Dragons are mythical creatures that have origins in China. The Chinese character for dragon, long (J., ryu), can be seen in the ancient oracle bone inscription, jiaguwen, which was created in the Shang dynasty from the 17th to 11th century B.C., as well as in the gold lettering on bronze vessels that were cast during the following Zhou dynasty (1100-256 B.C.), indicating the early connection between the ancient Chinese and dragons.
Huainanzi (The Nobles of Huainan), a compendium dated to the late second century B.C., introduces various types of dragons-feilong ("flying dragon"), yinglong ("small dragon"), jiaolong ("scaly dragon"), and xianlong ("primordial dragon")-from which birds, animals, fishes, and crustaceans evolved. In other words, the dragon was the origin of all animals, and its existence was thought of as a kind of creator god. Perhaps for this reason, dragons were described as having "nine similarities"-horns like a deer, head like a camel, eyes like a demon, neck like a snake, belly like clams, scales like fish, claws like a hawk, paws like a tiger, and ears like a cow. Truly a vision of creativity! Transforming robots on cartoons don't even come close in imagination. With these monstrous features, dragons reign over all other animals and became the most auspicious of beasts.
However, these magnificent creatures that were originally supposed to roam the sky came to be bound by the emperor's power and locked away within his imperial robe. From then on, the dragon became the symbol of the imperial ruler of China This robe, which the emperor wore during the most important ceremonies, had twelve motifs that symbolized the twelve virtuous qualities of a noble.
Among these motifs, the ever-transforming dragon represented the ability of a nobleman to rule flexibly according to the era. The twelve virtues were said to been established in ancient times by the legendary sage king Shun, again showing that dragon designs were created quite early, though at this point, they did not yet symbolize power and authority.
It was during the Tang dynasty (618-907) that dragons came to adorn the emperor's robe as the symbol of power. In 693, a high official was presented with a dragon robe. To receive such a symbol of power from the emperor was quite an honor. Later, there were those who wore robes with dragon designs as they pleased. In 1297, small dragon designs on the front or back of one's clothes were permitted, however, large dragons that covered an entire outfit were forbidden. In 1315, a regulation stipulated that only the emperor could wear a two-horned, five-clawed dragon motif. It was then that the dragon became a symbol of power.
The emperor's robes continued to be decorated with this two-horned, five-clawed dragon even into the Ming dynasty (1368-1644). Subsequently, in the mid-fifteenth century, the emperor's loyal subjects came to be bestowed robes with four-clawed dragons, which were called mang.
There were also creatures resembling dragons called feiyu ("flying fish") and douniu ("Dipper Capricorn").

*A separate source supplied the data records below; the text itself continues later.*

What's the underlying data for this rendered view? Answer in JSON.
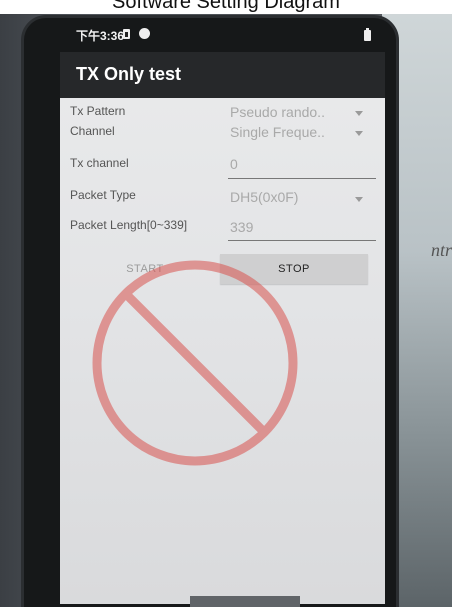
{
  "caption": "Software Setting Diagram",
  "status_bar": {
    "time": "下午3:36",
    "icons": [
      "sim-card-icon",
      "app-notification-icon",
      "battery-icon"
    ]
  },
  "app_bar": {
    "title": "TX Only test"
  },
  "form": {
    "tx_pattern": {
      "label": "Tx Pattern",
      "value": "Pseudo rando.."
    },
    "channel": {
      "label": "Channel",
      "value": "Single Freque.."
    },
    "tx_channel": {
      "label": "Tx channel",
      "value": "0"
    },
    "packet_type": {
      "label": "Packet Type",
      "value": "DH5(0x0F)"
    },
    "packet_length": {
      "label": "Packet Length[0~339]",
      "value": "339"
    }
  },
  "buttons": {
    "start": "START",
    "stop": "STOP"
  },
  "background_text": {
    "wall_sign": "ntr"
  },
  "colors": {
    "app_bar": "#26282a",
    "screen": "#e6e7e8",
    "stamp": "#d9534f"
  }
}
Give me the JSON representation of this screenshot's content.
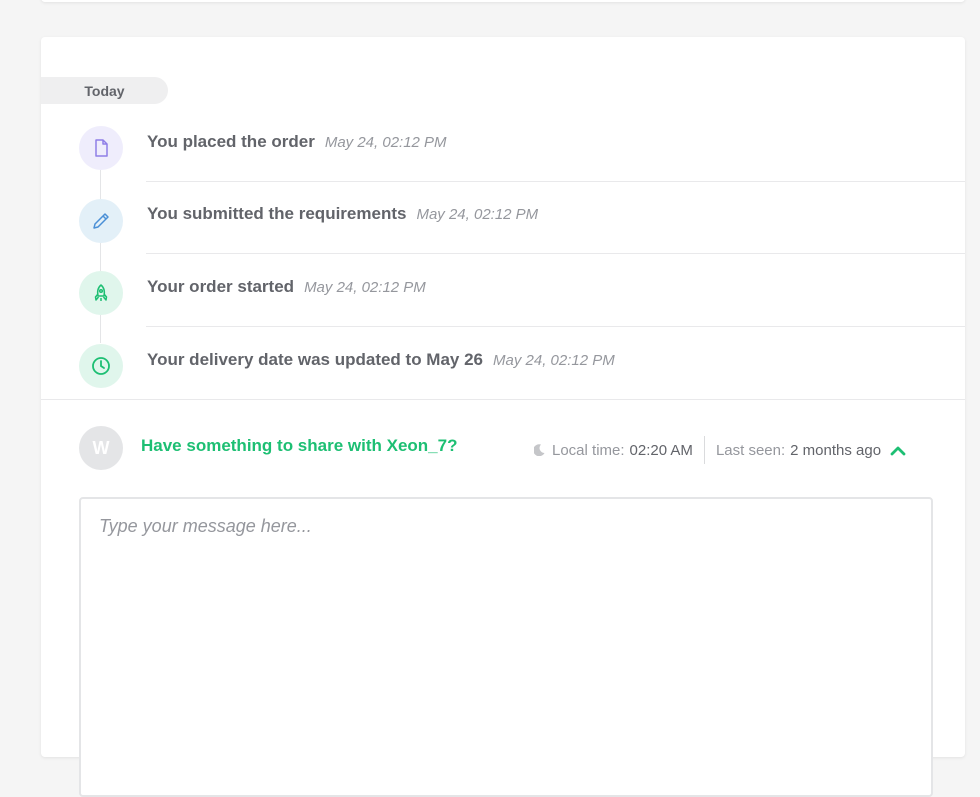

The feiyu, like the mang, had four claws; it also had fin-like wings on its torso and a fish-like tail. The douniu also had four claws, or in some cases, three claws, and a horn that curved outward like a water buffalo. All three of these dragon-like beasts became motifs on robes that the emperor presented to his retainers. Dragons were ultimately exclusive to the emperor, and mang, feiyu, and douniu, which resembled dragons, were made to look different, in order to differentiate the status of the wearer. In 1458, a prohibition against the misuse of the mang, feiyu, and douniu motifs was issued, and thereafter, several bans were established. I suppose in every age, there are people who want to put themselves above others. Finally, during the Qing dynasty (1644-1911), the emperor's retainers decorated their robes with a creature that looked exactly like a dragon, which they called mang. Perhaps the dragon, caught up in this power play, can no longer fly freely in the sky.
Text by Shigeki Kawakami, Department of Applied Arts
(Issued on February 14, 1998)